Data records for software interfaces
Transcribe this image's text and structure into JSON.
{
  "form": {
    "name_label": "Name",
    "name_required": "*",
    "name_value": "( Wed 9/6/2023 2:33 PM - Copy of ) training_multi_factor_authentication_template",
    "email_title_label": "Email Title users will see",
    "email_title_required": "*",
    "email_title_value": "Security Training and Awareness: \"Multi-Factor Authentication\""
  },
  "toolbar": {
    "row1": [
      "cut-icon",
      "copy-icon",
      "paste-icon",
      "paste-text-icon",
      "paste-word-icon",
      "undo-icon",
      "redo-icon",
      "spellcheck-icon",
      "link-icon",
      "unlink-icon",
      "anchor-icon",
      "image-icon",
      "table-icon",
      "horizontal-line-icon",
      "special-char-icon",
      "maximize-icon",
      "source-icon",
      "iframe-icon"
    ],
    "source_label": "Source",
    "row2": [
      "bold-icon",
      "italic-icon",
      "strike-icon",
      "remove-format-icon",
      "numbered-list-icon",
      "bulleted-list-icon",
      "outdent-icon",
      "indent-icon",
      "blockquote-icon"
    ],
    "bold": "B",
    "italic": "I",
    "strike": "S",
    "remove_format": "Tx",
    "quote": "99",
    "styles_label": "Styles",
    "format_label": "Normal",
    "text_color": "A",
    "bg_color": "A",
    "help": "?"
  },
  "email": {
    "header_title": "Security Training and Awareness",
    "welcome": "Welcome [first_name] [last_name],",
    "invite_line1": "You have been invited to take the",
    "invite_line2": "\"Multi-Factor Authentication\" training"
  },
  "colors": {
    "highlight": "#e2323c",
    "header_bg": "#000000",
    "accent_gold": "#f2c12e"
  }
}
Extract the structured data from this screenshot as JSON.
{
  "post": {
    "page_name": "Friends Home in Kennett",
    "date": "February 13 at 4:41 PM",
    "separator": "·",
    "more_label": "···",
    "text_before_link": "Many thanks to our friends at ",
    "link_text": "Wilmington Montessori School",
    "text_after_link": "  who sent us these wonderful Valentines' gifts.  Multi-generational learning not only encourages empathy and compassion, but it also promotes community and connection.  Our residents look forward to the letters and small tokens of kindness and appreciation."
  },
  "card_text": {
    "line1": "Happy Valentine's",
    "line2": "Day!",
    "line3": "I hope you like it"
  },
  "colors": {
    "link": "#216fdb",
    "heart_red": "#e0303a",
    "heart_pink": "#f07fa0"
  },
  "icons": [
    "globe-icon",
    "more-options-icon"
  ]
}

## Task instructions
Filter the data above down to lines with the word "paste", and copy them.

## Solution to the problem
      "paste-icon",
      "paste-text-icon",
      "paste-word-icon",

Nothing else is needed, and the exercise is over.